Scope, as it relates to Traffic Flow Management, can be defined as the range of influence or impact for a particular TMI (delay program, ground stop, etc). Flights falling outside the scope of a TMI will not be affected by that particular initiative. Scope is determined by one of three ways – by distance, by center, or by tier.
Sometimes the scope for TMIs will be determined by distance from a particular airport.
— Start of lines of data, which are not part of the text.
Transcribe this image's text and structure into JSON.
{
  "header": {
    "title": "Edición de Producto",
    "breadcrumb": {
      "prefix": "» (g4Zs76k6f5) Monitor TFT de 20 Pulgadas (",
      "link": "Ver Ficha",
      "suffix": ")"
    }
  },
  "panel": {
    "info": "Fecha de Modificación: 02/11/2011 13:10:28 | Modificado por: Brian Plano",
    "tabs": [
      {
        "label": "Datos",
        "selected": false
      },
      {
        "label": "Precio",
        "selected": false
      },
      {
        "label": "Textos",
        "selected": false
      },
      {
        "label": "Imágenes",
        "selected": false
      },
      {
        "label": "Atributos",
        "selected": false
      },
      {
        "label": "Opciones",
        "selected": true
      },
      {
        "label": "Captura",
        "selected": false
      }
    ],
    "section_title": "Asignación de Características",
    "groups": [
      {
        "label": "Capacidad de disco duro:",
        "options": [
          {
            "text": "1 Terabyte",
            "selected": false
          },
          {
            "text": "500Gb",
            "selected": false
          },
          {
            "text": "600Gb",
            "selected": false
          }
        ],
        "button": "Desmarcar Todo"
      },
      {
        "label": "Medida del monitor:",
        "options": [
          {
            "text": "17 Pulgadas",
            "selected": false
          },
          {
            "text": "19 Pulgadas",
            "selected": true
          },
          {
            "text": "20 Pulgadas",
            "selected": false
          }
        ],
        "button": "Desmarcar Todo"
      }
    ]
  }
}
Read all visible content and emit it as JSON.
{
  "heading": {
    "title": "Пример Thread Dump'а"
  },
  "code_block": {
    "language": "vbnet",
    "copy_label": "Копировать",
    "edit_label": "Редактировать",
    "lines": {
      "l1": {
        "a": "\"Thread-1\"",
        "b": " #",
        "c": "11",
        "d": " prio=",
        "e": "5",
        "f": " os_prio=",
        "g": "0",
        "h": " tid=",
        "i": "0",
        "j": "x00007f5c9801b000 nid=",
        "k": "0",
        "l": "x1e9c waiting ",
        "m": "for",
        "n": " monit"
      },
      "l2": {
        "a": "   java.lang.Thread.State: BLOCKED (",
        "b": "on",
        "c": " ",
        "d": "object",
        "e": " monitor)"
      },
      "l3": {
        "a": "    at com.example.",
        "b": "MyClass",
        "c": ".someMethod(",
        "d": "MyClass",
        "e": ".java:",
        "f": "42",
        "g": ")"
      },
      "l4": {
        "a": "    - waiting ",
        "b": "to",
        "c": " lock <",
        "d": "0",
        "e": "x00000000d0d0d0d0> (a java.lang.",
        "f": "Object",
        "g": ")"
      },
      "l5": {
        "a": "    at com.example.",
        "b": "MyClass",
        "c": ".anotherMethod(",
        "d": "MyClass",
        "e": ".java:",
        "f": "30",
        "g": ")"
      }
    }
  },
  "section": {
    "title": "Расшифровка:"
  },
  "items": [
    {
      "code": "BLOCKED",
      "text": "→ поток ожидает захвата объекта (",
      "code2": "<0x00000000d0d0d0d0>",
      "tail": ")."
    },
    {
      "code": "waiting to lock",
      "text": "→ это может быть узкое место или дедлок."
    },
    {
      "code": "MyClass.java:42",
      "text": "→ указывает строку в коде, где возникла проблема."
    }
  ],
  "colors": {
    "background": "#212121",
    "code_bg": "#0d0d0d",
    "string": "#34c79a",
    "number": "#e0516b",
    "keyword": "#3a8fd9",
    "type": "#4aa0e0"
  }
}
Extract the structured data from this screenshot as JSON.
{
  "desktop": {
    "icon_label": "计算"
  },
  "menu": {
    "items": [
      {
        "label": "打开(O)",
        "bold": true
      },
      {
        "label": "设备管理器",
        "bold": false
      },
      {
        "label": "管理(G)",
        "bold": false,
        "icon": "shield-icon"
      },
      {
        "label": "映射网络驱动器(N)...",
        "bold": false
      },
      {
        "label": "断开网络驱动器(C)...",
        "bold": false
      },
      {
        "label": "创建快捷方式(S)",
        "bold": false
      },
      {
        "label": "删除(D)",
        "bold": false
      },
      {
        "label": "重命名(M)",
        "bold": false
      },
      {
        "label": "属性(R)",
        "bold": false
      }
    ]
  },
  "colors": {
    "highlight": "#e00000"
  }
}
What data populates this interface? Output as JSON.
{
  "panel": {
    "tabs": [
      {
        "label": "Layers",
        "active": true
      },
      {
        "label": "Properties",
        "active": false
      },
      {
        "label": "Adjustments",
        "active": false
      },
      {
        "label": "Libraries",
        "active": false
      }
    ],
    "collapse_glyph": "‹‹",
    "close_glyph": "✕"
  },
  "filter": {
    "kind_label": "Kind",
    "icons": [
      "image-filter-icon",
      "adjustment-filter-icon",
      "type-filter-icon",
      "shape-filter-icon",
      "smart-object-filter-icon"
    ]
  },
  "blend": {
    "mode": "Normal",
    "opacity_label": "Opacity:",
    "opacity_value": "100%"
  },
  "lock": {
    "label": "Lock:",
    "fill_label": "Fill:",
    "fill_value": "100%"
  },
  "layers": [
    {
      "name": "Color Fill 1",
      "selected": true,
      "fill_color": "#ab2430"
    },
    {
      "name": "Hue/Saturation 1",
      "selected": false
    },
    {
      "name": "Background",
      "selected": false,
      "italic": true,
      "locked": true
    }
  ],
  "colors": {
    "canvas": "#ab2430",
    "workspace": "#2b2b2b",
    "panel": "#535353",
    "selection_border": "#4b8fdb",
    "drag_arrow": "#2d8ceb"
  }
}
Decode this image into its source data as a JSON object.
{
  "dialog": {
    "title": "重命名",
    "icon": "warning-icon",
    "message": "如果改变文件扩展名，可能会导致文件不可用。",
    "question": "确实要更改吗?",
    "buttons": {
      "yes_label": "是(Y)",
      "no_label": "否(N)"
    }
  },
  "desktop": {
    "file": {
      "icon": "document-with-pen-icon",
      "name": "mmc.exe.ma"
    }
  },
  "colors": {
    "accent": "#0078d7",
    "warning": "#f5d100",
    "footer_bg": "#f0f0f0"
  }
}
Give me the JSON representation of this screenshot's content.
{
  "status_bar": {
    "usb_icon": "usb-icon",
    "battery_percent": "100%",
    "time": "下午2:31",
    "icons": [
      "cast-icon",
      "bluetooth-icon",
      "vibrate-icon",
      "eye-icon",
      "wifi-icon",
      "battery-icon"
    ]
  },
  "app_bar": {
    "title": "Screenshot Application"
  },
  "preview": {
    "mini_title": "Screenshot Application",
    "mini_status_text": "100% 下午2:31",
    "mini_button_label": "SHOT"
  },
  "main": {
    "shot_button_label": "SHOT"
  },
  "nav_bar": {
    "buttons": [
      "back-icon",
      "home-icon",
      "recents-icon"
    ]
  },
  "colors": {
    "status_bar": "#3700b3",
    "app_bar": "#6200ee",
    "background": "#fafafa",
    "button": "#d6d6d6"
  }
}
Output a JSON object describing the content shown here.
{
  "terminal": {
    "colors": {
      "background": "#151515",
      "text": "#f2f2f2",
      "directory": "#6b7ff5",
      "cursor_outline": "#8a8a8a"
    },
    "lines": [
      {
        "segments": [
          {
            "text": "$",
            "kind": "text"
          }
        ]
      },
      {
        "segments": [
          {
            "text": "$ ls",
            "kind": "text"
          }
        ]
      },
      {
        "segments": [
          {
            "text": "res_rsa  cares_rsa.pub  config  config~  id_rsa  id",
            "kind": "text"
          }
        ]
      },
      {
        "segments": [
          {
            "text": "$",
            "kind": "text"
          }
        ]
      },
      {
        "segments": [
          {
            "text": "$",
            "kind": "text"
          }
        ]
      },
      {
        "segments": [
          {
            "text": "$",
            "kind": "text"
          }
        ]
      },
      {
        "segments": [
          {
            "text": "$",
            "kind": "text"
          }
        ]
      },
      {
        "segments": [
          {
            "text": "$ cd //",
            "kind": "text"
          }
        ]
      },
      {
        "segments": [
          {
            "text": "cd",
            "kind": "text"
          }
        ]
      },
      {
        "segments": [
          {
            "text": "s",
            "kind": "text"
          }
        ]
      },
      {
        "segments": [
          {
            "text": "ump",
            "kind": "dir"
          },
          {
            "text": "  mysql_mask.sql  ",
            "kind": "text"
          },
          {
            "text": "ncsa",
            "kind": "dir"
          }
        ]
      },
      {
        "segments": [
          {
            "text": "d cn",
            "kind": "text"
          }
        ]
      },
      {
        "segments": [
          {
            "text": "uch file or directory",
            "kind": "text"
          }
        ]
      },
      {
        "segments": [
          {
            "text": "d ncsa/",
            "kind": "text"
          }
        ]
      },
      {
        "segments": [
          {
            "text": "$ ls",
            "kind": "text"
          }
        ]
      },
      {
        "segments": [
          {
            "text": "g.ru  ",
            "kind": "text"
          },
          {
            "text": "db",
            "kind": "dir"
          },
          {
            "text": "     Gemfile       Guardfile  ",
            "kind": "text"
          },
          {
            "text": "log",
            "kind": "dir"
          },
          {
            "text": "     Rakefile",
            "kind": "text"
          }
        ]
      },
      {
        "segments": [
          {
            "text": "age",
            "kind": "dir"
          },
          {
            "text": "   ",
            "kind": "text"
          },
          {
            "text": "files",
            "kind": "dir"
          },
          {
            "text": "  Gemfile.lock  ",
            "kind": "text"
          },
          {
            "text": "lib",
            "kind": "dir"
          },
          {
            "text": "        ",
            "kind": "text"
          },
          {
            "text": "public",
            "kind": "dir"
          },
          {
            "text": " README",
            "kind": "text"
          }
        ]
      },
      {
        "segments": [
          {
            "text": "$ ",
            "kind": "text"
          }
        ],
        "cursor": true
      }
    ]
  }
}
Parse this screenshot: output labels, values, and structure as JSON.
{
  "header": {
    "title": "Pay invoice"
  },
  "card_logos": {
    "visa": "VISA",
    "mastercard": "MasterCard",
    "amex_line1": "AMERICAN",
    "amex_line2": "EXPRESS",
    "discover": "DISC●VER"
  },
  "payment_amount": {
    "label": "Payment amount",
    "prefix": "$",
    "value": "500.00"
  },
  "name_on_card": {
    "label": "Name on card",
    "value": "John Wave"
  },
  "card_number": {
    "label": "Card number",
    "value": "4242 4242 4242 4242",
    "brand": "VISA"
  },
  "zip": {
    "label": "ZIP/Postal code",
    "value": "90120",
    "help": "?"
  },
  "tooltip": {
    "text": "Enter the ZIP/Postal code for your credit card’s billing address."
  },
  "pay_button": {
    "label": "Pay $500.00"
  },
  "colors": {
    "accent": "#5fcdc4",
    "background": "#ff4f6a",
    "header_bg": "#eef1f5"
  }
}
This will be noted under a TMI’s scope as something like “1200 miles+CZY”, meaning that all flights originating from within 1200 miles and Toronto Center (CZY) would be included in the initiative.
Defining scope by distance can be helpful in some situations, giving managers more precise control over what flights will be included in or excluded from a TMI.
The second way that scope can be expressed is by enroute center (ARTCC). When this method is used, the traffic captured in a TMI is specified by which center they are departing from. For example a TMI with a scope of “ZNY+ZDC+ZBW” would capture flights departing from airports within New York Center (ZNY), Washington Center (ZDC), and Boston Center (ZBW).
Each enroute center is abbreviated with a 3-letter code, beginning with the letter “Z”. The centers can be seen in the graphic below.
A third way that scope can be defined is by tier. The word “tier” describes a geographical area that is based on Air Route Traffic Control Center (ARTCC) boundaries. In essence, tiers are simply groups of multiple enroute centers.
This is best explained using a graphic. In the image below, the ARTCC selected is New York Center (ZNY) – shown in green. The yellow ARTCCs would be considered “First Tier” since they are immediately adjacent to ZNY. The blue ARTCCs are “Second Tier” because they are, in turn, adjacent to the First Tier ARTCCs. This is also sometimes indicated as ZNY2.
Also note that tier information is inclusive, meaning that a Second Tier initiative would also include First Tier centers.
Here is a practical example of how scope would be interpreted:
A Second Tier ground delay program (GDP) for Teterboro, NJ (TEB) has just been implemented. Would a flight leaving from Colorado Springs, CO (COS) be included in the program and issued an EDCT? How about a flight from Minneapolis, MN (MSP)?
- COS is located in Denver Center (ZDV) which does not border either ZNY (where TEB is located) or any of the ZNY First Tier centers. Therefore, the flight would be exempt from the GDP and would not be issued an EDCT.
- MSP is located in Minneapolis Center (ZMP) which is a Second Tier center from ZNY. Therefore, the flight would be caught in the GDP and the flight would likely be issued an EDCT.
There are some variations to the tier description to account for the size and domestic-international services provided by each ARTCC. Here are some additional scope definitions that are used:
- ALL – flights departing from anywhere in the continental US would be captured
- Six West – ZAB / ZDV / ZLA / ZLC / ZOA / ZSE
- Ten West – ZAB / ZDV / ZFW / ZHU / ZKC / ZLA / ZLC / ZMP / ZOA / ZSE
- Twelve West – ZAB / ZAU / ZDV / ZFW / ZHU / ZKC / ZLA / ZLC / ZME / ZMP / ZOA / ZSE
- No West – exclude ZAB / ZDV / ZLA / ZLC / ZOA / ZSE
- Ten East – ZBW, ZNY, ZDC, ZJX, ZMA, ZTL, ZME, ZID, ZAU
More information about tier descriptions can be found on the FAA’s tier map.